The BOOM! woke up hubby and me and our neighbors. I peeked out and saw a flak-dressed cop with helmet and I went right back inside and took cover. Later on, I asked the policemen watching the alley if hubby could get the car out and go to work. They said sure, all's safe.


The neighborhood used to be so peaceful, safe, and full of really nice people. You could walk at night.

No more.

So, I ended up not getting rest (who could sleep with all the adrenaline) and I didn't eat (tried to nap before Pilates). As a result, my workout suffered. No food and no rest= rather sucky muscular effort.

I was tempted to stress binge, but I went and bought a skim milk latte and a chicken and brown rice with salsa bowl for ..er..brunch? I visited the market for fruits and veggies. I just need to get my mental mojo going for dinner.
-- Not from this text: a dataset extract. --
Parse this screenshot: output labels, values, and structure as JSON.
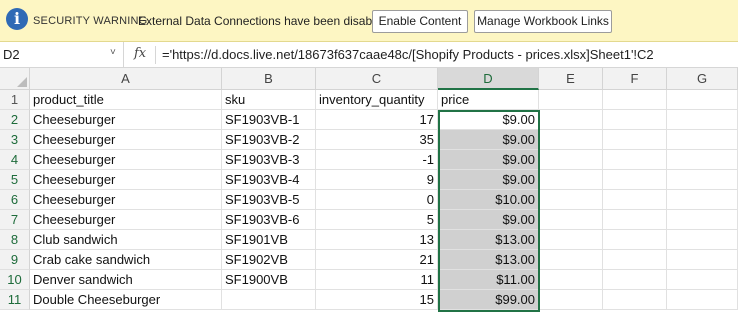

Point being, I'm trying to think like Lyn suggests---I'm a woman who doesn't emotionally binge. I'm a woman who eats lots of fruits and veggies. I'm a woman who chooses better take-out meals. I'm a woman who loves to exercise. I'm a woman who learns to cope with surprises and stressors.

It's thinking comes first, and that leads to action.

We all have to become something new if we want to change and keep changing and hold on to the changes.

It's never gonna be simple. It's never gonna be easy.

And if you doubt that, go see how easy it is for champion fatfighters to regain. Visit some recent posts by Lyn and this week's posts by Jennette, who lost half her weight. We've seen the lovely and sweet Chubby Chick lose a chunk of adiposity and regain. It's hard. Hard. Hard.

But I also take heart when fatfighters don't give up, when they get back on the program and work harder to recapture lost ground.

Hooray! It's nice to have role models who are open, honest, and show that no one has to stay down. Or would that be stay UP, numbers-wise?

Happy Wednesday. Onward and DOWNWARD!


JC said...

Great post.

MizFit said...

such a good post.

I used to tell my clients that it is SIMPLE (just do xyz) but by no means easy to execute.

we can make the plan clear concise and easy to 'get' but theres no easy way to success.

just like you say.

xo xo


Lyn said...

Thanks. I am GLAD, oh so glad, that I am not alone in this, this time. I mean I am not glad people are struggling, but I am glad I am not sitting on the couch in a coma surrounded by heath bar wrappers because "I just can't lose weight." I am glad I have buddies like YOU.

Hey, wanna kick some butt with me this week? :)